This exercise asks for a copy of each line in the records below with the word "username" in it.

## Entries provided:
===============

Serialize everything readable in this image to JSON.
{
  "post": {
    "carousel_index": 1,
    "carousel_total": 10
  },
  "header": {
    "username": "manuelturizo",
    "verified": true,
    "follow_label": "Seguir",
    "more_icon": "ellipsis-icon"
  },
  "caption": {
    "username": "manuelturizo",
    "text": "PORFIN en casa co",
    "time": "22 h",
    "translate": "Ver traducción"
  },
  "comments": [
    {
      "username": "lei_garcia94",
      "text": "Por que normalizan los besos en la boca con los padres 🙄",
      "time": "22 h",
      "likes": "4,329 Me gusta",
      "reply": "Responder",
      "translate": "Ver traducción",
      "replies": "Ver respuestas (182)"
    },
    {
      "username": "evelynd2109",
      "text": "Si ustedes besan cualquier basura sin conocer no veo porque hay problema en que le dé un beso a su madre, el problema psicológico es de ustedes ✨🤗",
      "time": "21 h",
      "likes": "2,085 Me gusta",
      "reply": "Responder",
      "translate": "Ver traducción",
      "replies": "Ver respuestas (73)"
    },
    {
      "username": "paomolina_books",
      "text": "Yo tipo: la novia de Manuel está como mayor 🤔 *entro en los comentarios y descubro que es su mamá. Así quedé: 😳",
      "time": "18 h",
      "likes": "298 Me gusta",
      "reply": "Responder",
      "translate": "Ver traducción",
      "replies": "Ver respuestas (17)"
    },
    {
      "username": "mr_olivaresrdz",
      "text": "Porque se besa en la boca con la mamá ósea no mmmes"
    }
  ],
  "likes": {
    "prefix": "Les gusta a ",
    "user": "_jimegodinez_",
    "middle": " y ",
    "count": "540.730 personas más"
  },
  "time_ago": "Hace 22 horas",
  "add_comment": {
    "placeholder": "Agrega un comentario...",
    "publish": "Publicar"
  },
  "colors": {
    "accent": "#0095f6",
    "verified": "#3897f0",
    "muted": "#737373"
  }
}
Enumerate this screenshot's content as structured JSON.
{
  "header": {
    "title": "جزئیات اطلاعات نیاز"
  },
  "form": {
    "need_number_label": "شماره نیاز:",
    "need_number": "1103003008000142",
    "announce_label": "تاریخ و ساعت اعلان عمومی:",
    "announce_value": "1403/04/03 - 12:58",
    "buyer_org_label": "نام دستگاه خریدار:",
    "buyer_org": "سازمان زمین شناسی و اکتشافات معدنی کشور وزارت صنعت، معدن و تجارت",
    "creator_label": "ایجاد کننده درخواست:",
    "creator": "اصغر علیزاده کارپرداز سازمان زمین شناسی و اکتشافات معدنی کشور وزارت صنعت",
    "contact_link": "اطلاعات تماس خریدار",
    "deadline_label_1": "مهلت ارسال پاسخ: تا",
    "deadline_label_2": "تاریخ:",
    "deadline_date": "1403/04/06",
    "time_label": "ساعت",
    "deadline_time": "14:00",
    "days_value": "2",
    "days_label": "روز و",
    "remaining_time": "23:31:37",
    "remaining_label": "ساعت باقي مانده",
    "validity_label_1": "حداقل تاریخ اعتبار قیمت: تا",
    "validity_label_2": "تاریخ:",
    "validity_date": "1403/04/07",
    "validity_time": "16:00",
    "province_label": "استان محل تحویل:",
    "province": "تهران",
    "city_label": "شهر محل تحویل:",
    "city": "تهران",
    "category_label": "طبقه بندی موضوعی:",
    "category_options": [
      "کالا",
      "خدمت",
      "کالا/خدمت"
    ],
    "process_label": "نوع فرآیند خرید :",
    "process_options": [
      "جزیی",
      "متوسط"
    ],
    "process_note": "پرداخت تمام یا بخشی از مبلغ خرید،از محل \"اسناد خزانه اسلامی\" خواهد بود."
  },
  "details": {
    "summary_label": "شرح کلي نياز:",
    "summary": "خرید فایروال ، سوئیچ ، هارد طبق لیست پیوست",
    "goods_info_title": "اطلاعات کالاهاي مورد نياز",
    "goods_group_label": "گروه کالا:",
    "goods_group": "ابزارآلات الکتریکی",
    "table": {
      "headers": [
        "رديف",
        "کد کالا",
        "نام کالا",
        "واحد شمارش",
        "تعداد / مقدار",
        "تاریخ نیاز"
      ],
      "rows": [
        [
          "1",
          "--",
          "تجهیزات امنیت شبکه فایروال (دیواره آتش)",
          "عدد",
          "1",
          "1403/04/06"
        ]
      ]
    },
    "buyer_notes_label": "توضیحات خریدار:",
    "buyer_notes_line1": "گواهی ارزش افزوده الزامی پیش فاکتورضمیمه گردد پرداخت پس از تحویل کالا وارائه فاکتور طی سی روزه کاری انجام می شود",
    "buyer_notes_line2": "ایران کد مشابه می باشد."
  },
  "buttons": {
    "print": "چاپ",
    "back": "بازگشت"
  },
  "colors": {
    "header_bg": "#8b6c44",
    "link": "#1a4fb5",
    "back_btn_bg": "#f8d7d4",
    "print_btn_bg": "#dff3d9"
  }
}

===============

## Problem solution:
    "username": "manuelturizo",
    "username": "manuelturizo",
      "username": "lei_garcia94",
      "username": "evelynd2109",
      "username": "paomolina_books",
      "username": "mr_olivaresrdz",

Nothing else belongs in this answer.